Helicos BioSciences Corporation traces its roots to a paper published in April 2003, in the Proceedings of the National Academy of Sciences (PNAS), by Cal Tech professor and primary author Dr. Steve Quake. The paper described the preliminary development of a technique for single-molecule DNA sequencing derived from the Sanger method for sequencing-by-synthesis. Using the new technique, fluorescent signals were utilized to detect labelled nucleotide triphosphates incorporated onto DNA templates bound to a quartz slide.
Despite limitations in the sensitivity, speed and the size of obtainable sequence, the new sequencing method described in PNAS was novel and showed sufficient promise to catch the eye of venture capitalists who approached the professor about investing in his technology. There must have been something about the technique that was what venture investors are looking for as this was a first, according to long-time staff member and Senior Director of Research, Dr. Timothy Harris...venture investors don't usually approach the scientists, it's the other way around!
The PNAS publication was released on April 1, 2003, the first round of financing for a new company was initiated Dec. 19, 2003 and on Jan. 2, 2004, Helicos opened its doors with 5 employees, including Dr. Harris, a specialist on measurement science and single molecule technology. Helicos is currently situated in Cambridge MA, USA and, after 2 rounds of investment financing, and as of an IPO on May 27, 2007, it is now publicly traded under NASDAQ: HLCS.
Helicos specializes in genetic analysis technologies, in particular a True Single-Molecule Sequencing (tSMSTM) technology, validated with the sequencing of the M13 virus genome as described in Science Magazine in April 2008. The specialized tSMSTM platform uses the HeliScopeTM Single Molecule Sequencer. According to Dr. Harris, this particular project was begun in January 2004 and by June 2005 they had successfully sequenced the M13 virus, a medically relevant sequence, described in the Science paper.
How Does tSMSTM Work?
A strand of DNA about 100-200 base pairs is cut into smaller fragments using restriction enzymes and polyA tails are added. The shortened strands are then hybridized to the Helicos flow cell plate, which has billions of polyT chains bound to its surface. Each hybridized template is sequenced at once, therefore billions per run can be read. Labelling is performed in "quads" consisting of 4 cycles each, for each of the 4 nucleotide bases. Fluorescent-labelled bases are added and a laser in the instrument illuminates the label, taking a read of which strands have taken up that particular labelled base. The label is then cleaved and the next cycle begins with a new base. After the flow cell has been treated with each base (4 cycles) the quad is complete and a new one begins again with the initial nucleotide base.
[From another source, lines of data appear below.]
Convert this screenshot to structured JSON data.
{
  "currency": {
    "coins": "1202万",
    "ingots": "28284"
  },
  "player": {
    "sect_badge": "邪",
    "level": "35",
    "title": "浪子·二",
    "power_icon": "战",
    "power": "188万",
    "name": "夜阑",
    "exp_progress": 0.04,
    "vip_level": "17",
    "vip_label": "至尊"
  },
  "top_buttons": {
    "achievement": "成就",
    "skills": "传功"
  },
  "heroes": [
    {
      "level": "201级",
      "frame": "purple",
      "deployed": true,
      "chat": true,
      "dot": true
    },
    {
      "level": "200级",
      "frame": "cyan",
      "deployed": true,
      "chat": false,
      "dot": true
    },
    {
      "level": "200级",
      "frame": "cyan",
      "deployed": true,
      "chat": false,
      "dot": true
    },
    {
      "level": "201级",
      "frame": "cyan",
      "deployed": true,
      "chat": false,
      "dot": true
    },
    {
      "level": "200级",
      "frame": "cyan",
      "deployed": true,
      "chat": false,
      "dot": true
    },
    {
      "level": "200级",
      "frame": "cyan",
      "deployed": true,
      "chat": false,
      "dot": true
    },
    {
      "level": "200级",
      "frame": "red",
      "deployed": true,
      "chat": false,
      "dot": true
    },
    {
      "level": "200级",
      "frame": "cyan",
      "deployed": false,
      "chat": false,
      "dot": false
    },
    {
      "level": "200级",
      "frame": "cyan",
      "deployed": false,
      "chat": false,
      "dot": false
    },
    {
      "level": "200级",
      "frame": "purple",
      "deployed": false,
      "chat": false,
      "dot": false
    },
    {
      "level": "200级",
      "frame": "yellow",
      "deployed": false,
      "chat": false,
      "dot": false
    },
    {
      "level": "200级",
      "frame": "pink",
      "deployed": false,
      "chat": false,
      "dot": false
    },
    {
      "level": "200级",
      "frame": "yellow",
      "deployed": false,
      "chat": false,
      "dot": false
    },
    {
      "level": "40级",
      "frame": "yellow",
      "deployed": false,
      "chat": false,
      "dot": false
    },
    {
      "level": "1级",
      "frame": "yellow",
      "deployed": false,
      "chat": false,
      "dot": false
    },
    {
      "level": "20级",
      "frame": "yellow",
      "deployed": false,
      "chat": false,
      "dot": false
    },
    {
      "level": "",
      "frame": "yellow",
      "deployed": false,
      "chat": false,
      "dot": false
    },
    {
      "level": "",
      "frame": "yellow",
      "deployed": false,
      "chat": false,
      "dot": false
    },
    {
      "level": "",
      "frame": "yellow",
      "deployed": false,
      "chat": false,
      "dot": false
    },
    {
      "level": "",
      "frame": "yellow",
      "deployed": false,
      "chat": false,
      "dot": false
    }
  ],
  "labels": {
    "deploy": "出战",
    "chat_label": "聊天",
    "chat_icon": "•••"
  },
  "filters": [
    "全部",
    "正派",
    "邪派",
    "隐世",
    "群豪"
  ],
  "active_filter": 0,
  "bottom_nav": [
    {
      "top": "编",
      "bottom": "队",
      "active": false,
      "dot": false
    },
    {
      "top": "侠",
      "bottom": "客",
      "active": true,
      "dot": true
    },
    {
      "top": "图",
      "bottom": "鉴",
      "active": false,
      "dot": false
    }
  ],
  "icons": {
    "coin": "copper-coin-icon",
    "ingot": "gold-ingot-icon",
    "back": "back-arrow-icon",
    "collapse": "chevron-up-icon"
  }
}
Currently the HeliScopeTM can read DNA fragments of about 55 base pairs in length. The more bases in the sequence, the lower the percentage of strands that can be used in a sample, because some strands cease to elongate during the process. For reads of 20 or so bases, about 86% of the strands can be used. For longer reads (55+ base pairs) this percentage drops to about 50%.